Research shows that acoustics are an integral part of an effective workplace. Employees are more satisfied and organizations more profitable when their facility provides the requisite level of speech privacy and noise control.

However, noise control strategies are often pursued in the ‘Quest for Silence’ – the mistaken belief that good acoustics are achieved when the sound levels in a space are as low as possible. Just as with ergonomic factors such as light, temperature and humidity, there is a comfort zone for the volume of sound, but it is not zero.

The ‘noise floor’ is the level of continuous sound that characterizes a space at any given time. If this floor is too high, the environment is irritating and tiring. If it is too low, conversations and noises are easily overheard, reducing speech privacy and productivity. The noise floor in offices is often so low that voices carry intelligibly over a distance of 50 feet (15 meters) or more.

A sound masking system addresses these issues.This type of system consists of a series of loudspeakers installed in a grid-like pattern above the ceiling, and a method of controlling their output. The loudspeakers distribute a background sound throughout the facility, raising the noise floor to a comfortable 42 to 48 dBA, or higher where required.

Many people still refer to this technology as white noise; however, this is a misnomer. The term ‘white noise’ describes a specific type of sound used in masking systems developed in the 1970s. These products were largely unsuccessful due to their inflexibility and the hissing quality of the sound they produced, but the name became widely adopted. Newer masking systems do not use a white noise signal.

Sound masking increases speech privacy. It also reduces the amount of disruption caused by noises, either by covering them completely or by decreasing the magnitude of change between baseline and peak volumes. In addition, it minimizes the differences in the level and quality of sound across the space, making the facility ‘feel’ quieter and movements from one area to another less disruptive.

While every sound masking system fulfills the basic function of introducing a background sound into the space, the methods they use to create, distribute and adjust the masking sound differ.

The oldest type of system is known as a centralized system, which consists of a centralized rack of equipment, including a sound generator, amplifiers and an equalizer, connected to a grid of speakers installed in the ceiling.

In a decentralized system, all of these electronic components are built into ‘master’ speakers. These systems offer greater localized adjustment capabilities; however, you must enter the ceiling and manually make these adjustments at each ‘master’ speaker.

The newest type of system is the networked system, a category created with the launch of the LogiSon® Acoustic Network in 2003. This technology offers the highest number of localized masking, paging, timer and keypad adjustments and allows them to be made centrally from a control panel or software. Changes can be applied to one speaker, a group or the entire system within minutes.

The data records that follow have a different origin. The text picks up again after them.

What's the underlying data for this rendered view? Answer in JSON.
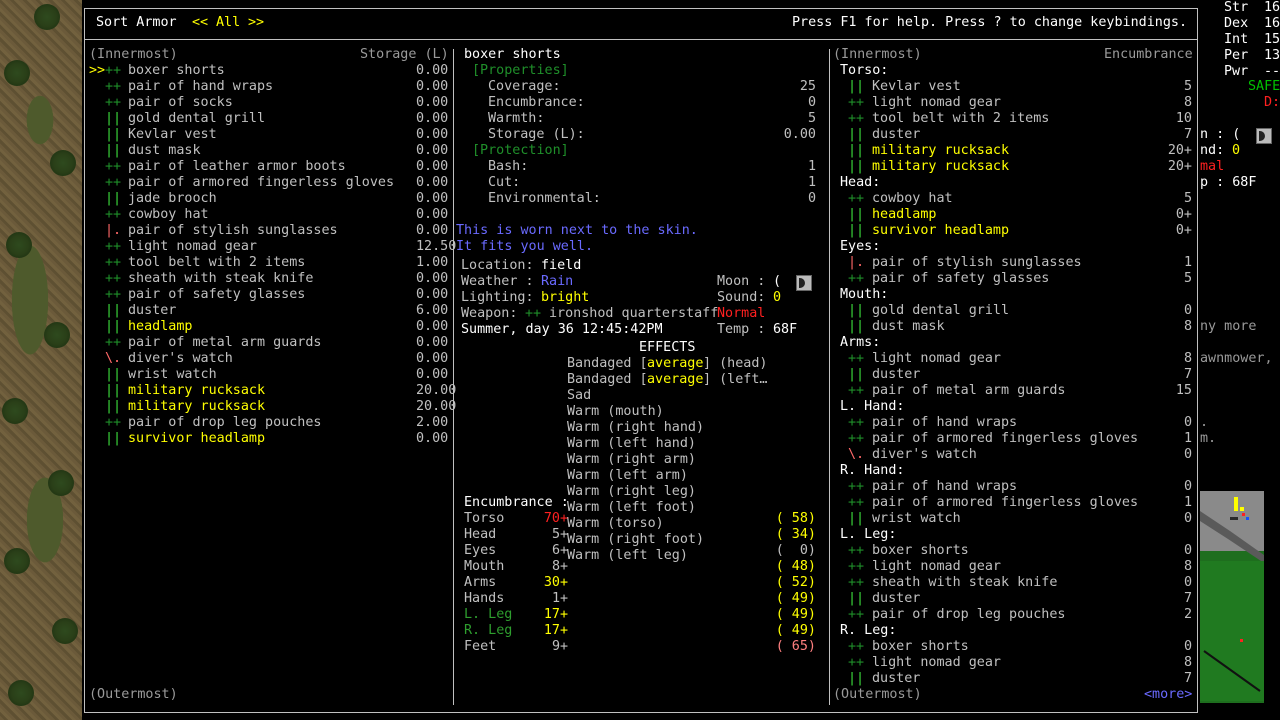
{
  "header": {
    "sort_label": "Sort Armor",
    "filter_left": "<<",
    "filter_value": "All",
    "filter_right": ">>",
    "help": "Press F1 for help. Press ? to change keybindings."
  },
  "left": {
    "col_title": "(Innermost)",
    "col_storage": "Storage (L)",
    "footer": "(Outermost)",
    "items": [
      {
        "mark": ">>",
        "sym": "++",
        "name": "boxer shorts",
        "val": "0.00"
      },
      {
        "mark": "",
        "sym": "++",
        "name": "pair of hand wraps",
        "val": "0.00"
      },
      {
        "mark": "",
        "sym": "++",
        "name": "pair of socks",
        "val": "0.00"
      },
      {
        "mark": "",
        "sym": "||",
        "name": "gold dental grill",
        "val": "0.00"
      },
      {
        "mark": "",
        "sym": "||",
        "name": "Kevlar vest",
        "val": "0.00"
      },
      {
        "mark": "",
        "sym": "||",
        "name": "dust mask",
        "val": "0.00"
      },
      {
        "mark": "",
        "sym": "++",
        "name": "pair of leather armor boots",
        "val": "0.00"
      },
      {
        "mark": "",
        "sym": "++",
        "name": "pair of armored fingerless gloves",
        "val": "0.00"
      },
      {
        "mark": "",
        "sym": "||",
        "name": "jade brooch",
        "val": "0.00"
      },
      {
        "mark": "",
        "sym": "++",
        "name": "cowboy hat",
        "val": "0.00"
      },
      {
        "mark": "",
        "sym": "|.",
        "name": "pair of stylish sunglasses",
        "val": "0.00"
      },
      {
        "mark": "",
        "sym": "++",
        "name": "light nomad gear",
        "val": "12.50"
      },
      {
        "mark": "",
        "sym": "++",
        "name": "tool belt with 2 items",
        "val": "1.00"
      },
      {
        "mark": "",
        "sym": "++",
        "name": "sheath with steak knife",
        "val": "0.00"
      },
      {
        "mark": "",
        "sym": "++",
        "name": "pair of safety glasses",
        "val": "0.00"
      },
      {
        "mark": "",
        "sym": "||",
        "name": "duster",
        "val": "6.00"
      },
      {
        "mark": "",
        "sym": "||",
        "name": "headlamp",
        "val": "0.00",
        "hl": true
      },
      {
        "mark": "",
        "sym": "++",
        "name": "pair of metal arm guards",
        "val": "0.00"
      },
      {
        "mark": "",
        "sym": "\\.",
        "name": "diver's watch",
        "val": "0.00"
      },
      {
        "mark": "",
        "sym": "||",
        "name": "wrist watch",
        "val": "0.00"
      },
      {
        "mark": "",
        "sym": "||",
        "name": "military rucksack",
        "val": "20.00",
        "hl": true
      },
      {
        "mark": "",
        "sym": "||",
        "name": "military rucksack",
        "val": "20.00",
        "hl": true
      },
      {
        "mark": "",
        "sym": "++",
        "name": "pair of drop leg pouches",
        "val": "2.00"
      },
      {
        "mark": "",
        "sym": "||",
        "name": "survivor headlamp",
        "val": "0.00",
        "hl": true
      }
    ]
  },
  "middle": {
    "item_title": "boxer shorts",
    "properties_header": "[Properties]",
    "properties": [
      {
        "label": "Coverage:",
        "value": "25"
      },
      {
        "label": "Encumbrance:",
        "value": "0"
      },
      {
        "label": "Warmth:",
        "value": "5"
      },
      {
        "label": "Storage (L):",
        "value": "0.00"
      }
    ],
    "protection_header": "[Protection]",
    "protection": [
      {
        "label": "Bash:",
        "value": "1"
      },
      {
        "label": "Cut:",
        "value": "1"
      },
      {
        "label": "Environmental:",
        "value": "0"
      }
    ],
    "note1": "This is worn next to the skin.",
    "note2": "It fits you well.",
    "status": {
      "location_label": "Location:",
      "location": "field",
      "weather_label": "Weather :",
      "weather": "Rain",
      "moon_label": "Moon :",
      "moon_icon": "moon-phase-icon",
      "lighting_label": "Lighting:",
      "lighting": "bright",
      "sound_label": "Sound:",
      "sound": "0",
      "weapon_label": "Weapon:",
      "weapon_sym": "++",
      "weapon": "ironshod quarterstaff",
      "weapon_state": "Normal",
      "date": "Summer, day 36 12:45:42PM",
      "temp_label": "Temp :",
      "temp": "68F"
    },
    "effects_header": "EFFECTS",
    "effects": [
      {
        "pre": "Bandaged [",
        "mid": "average",
        "post": "] (head)"
      },
      {
        "pre": "Bandaged [",
        "mid": "average",
        "post": "] (left…"
      },
      {
        "pre": "Sad",
        "mid": "",
        "post": ""
      },
      {
        "pre": "Warm (mouth)",
        "mid": "",
        "post": ""
      },
      {
        "pre": "Warm (right hand)",
        "mid": "",
        "post": ""
      },
      {
        "pre": "Warm (left hand)",
        "mid": "",
        "post": ""
      },
      {
        "pre": "Warm (right arm)",
        "mid": "",
        "post": ""
      },
      {
        "pre": "Warm (left arm)",
        "mid": "",
        "post": ""
      },
      {
        "pre": "Warm (right leg)",
        "mid": "",
        "post": ""
      },
      {
        "pre": "Warm (left foot)",
        "mid": "",
        "post": ""
      },
      {
        "pre": "Warm (torso)",
        "mid": "",
        "post": ""
      },
      {
        "pre": "Warm (right foot)",
        "mid": "",
        "post": ""
      },
      {
        "pre": "Warm (left leg)",
        "mid": "",
        "post": ""
      }
    ],
    "encumbrance_header": "Encumbrance :",
    "encumbrance": [
      {
        "part": "Torso",
        "a": "70",
        "b": "+16",
        "warmth": "( 58)",
        "ca": "r",
        "cb": "r",
        "cw": "y"
      },
      {
        "part": "Head",
        "a": "5",
        "b": "+2",
        "warmth": "( 34)",
        "ca": "g",
        "cb": "g",
        "cw": "y"
      },
      {
        "part": "Eyes",
        "a": "6",
        "b": "+0",
        "warmth": "(  0)",
        "ca": "g",
        "cb": "g",
        "cw": "g"
      },
      {
        "part": "Mouth",
        "a": "8",
        "b": "+0",
        "warmth": "( 48)",
        "ca": "g",
        "cb": "g",
        "cw": "y"
      },
      {
        "part": "Arms",
        "a": "30",
        "b": "+0",
        "warmth": "( 52)",
        "ca": "y",
        "cb": "y",
        "cw": "y"
      },
      {
        "part": "Hands",
        "a": "1",
        "b": "+0",
        "warmth": "( 49)",
        "ca": "g",
        "cb": "g",
        "cw": "y"
      },
      {
        "part": "L. Leg",
        "a": "17",
        "b": "+0",
        "warmth": "( 49)",
        "ca": "y",
        "cb": "y",
        "cw": "y",
        "pc": "tg"
      },
      {
        "part": "R. Leg",
        "a": "17",
        "b": "+0",
        "warmth": "( 49)",
        "ca": "y",
        "cb": "y",
        "cw": "y",
        "pc": "tg"
      },
      {
        "part": "Feet",
        "a": "9",
        "b": "+0",
        "warmth": "( 65)",
        "ca": "g",
        "cb": "g",
        "cw": "pk"
      }
    ]
  },
  "right": {
    "col_title": "(Innermost)",
    "col_enc": "Encumbrance",
    "footer": "(Outermost)",
    "more": "<more>",
    "rows": [
      {
        "t": "h",
        "name": "Torso:"
      },
      {
        "t": "i",
        "sym": "||",
        "name": "Kevlar vest",
        "val": "5"
      },
      {
        "t": "i",
        "sym": "++",
        "name": "light nomad gear",
        "val": "8"
      },
      {
        "t": "i",
        "sym": "++",
        "name": "tool belt with 2 items",
        "val": "10"
      },
      {
        "t": "i",
        "sym": "||",
        "name": "duster",
        "val": "7"
      },
      {
        "t": "i",
        "sym": "||",
        "name": "military rucksack",
        "val": "20+",
        "hl": true
      },
      {
        "t": "i",
        "sym": "||",
        "name": "military rucksack",
        "val": "20+",
        "hl": true
      },
      {
        "t": "h",
        "name": "Head:"
      },
      {
        "t": "i",
        "sym": "++",
        "name": "cowboy hat",
        "val": "5"
      },
      {
        "t": "i",
        "sym": "||",
        "name": "headlamp",
        "val": "0+",
        "hl": true
      },
      {
        "t": "i",
        "sym": "||",
        "name": "survivor headlamp",
        "val": "0+",
        "hl": true
      },
      {
        "t": "h",
        "name": "Eyes:"
      },
      {
        "t": "i",
        "sym": "|.",
        "name": "pair of stylish sunglasses",
        "val": "1"
      },
      {
        "t": "i",
        "sym": "++",
        "name": "pair of safety glasses",
        "val": "5"
      },
      {
        "t": "h",
        "name": "Mouth:"
      },
      {
        "t": "i",
        "sym": "||",
        "name": "gold dental grill",
        "val": "0"
      },
      {
        "t": "i",
        "sym": "||",
        "name": "dust mask",
        "val": "8"
      },
      {
        "t": "h",
        "name": "Arms:"
      },
      {
        "t": "i",
        "sym": "++",
        "name": "light nomad gear",
        "val": "8"
      },
      {
        "t": "i",
        "sym": "||",
        "name": "duster",
        "val": "7"
      },
      {
        "t": "i",
        "sym": "++",
        "name": "pair of metal arm guards",
        "val": "15"
      },
      {
        "t": "h",
        "name": "L. Hand:"
      },
      {
        "t": "i",
        "sym": "++",
        "name": "pair of hand wraps",
        "val": "0"
      },
      {
        "t": "i",
        "sym": "++",
        "name": "pair of armored fingerless gloves",
        "val": "1"
      },
      {
        "t": "i",
        "sym": "\\.",
        "name": "diver's watch",
        "val": "0"
      },
      {
        "t": "h",
        "name": "R. Hand:"
      },
      {
        "t": "i",
        "sym": "++",
        "name": "pair of hand wraps",
        "val": "0"
      },
      {
        "t": "i",
        "sym": "++",
        "name": "pair of armored fingerless gloves",
        "val": "1"
      },
      {
        "t": "i",
        "sym": "||",
        "name": "wrist watch",
        "val": "0"
      },
      {
        "t": "h",
        "name": "L. Leg:"
      },
      {
        "t": "i",
        "sym": "++",
        "name": "boxer shorts",
        "val": "0"
      },
      {
        "t": "i",
        "sym": "++",
        "name": "light nomad gear",
        "val": "8"
      },
      {
        "t": "i",
        "sym": "++",
        "name": "sheath with steak knife",
        "val": "0"
      },
      {
        "t": "i",
        "sym": "||",
        "name": "duster",
        "val": "7"
      },
      {
        "t": "i",
        "sym": "++",
        "name": "pair of drop leg pouches",
        "val": "2"
      },
      {
        "t": "h",
        "name": "R. Leg:"
      },
      {
        "t": "i",
        "sym": "++",
        "name": "boxer shorts",
        "val": "0"
      },
      {
        "t": "i",
        "sym": "++",
        "name": "light nomad gear",
        "val": "8"
      },
      {
        "t": "i",
        "sym": "||",
        "name": "duster",
        "val": "7"
      }
    ]
  },
  "sidebar": {
    "stats": [
      {
        "label": "Str",
        "val": "16"
      },
      {
        "label": "Dex",
        "val": "16"
      },
      {
        "label": "Int",
        "val": "15"
      },
      {
        "label": "Per",
        "val": "13"
      },
      {
        "label": "Pwr",
        "val": "--"
      }
    ],
    "safe": "SAFE",
    "d": "D:",
    "moon_frag": "n : (",
    "sound_frag": "nd:",
    "sound_val": "0",
    "mal": "mal",
    "temp_frag": "p : 68F",
    "msg1": "ny more",
    "msg2": "awnmower,",
    "msg3": ".",
    "msg4": "m."
  },
  "colors": {
    "highlight": "#ffff00",
    "green": "#00c000",
    "red": "#ff2020",
    "blue": "#6a6aff"
  }
}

Sound masking is easily installed in existing facilities, providing an effective way to treat acoustic problems at nominal cost. However, early inclusion can reduce project costs by eliminating the need for extra insulation or layers of drywall, plenum barriers, and high-spec or permanent walls around private offices. In this way, masking also helps to maintain the flexibility of the space. In open plan spaces, masking can also help to maintain a level of acoustical control as density increases and workstation partitions become lower.

If the sound masking is augmented by strategies such as including physical barriers and absorptive materials in the design, the result will be an even more comfortable acoustic environment.

This article was provided by Environmental Acoustics Inc., the leading provider of sound masking solutions in Ontario. Contact the company to discuss a project or to request a copy of their Understanding Sound Masking brochure, which responds to the questions most frequently asked about this technology: Tel: 905-238-1077, Email: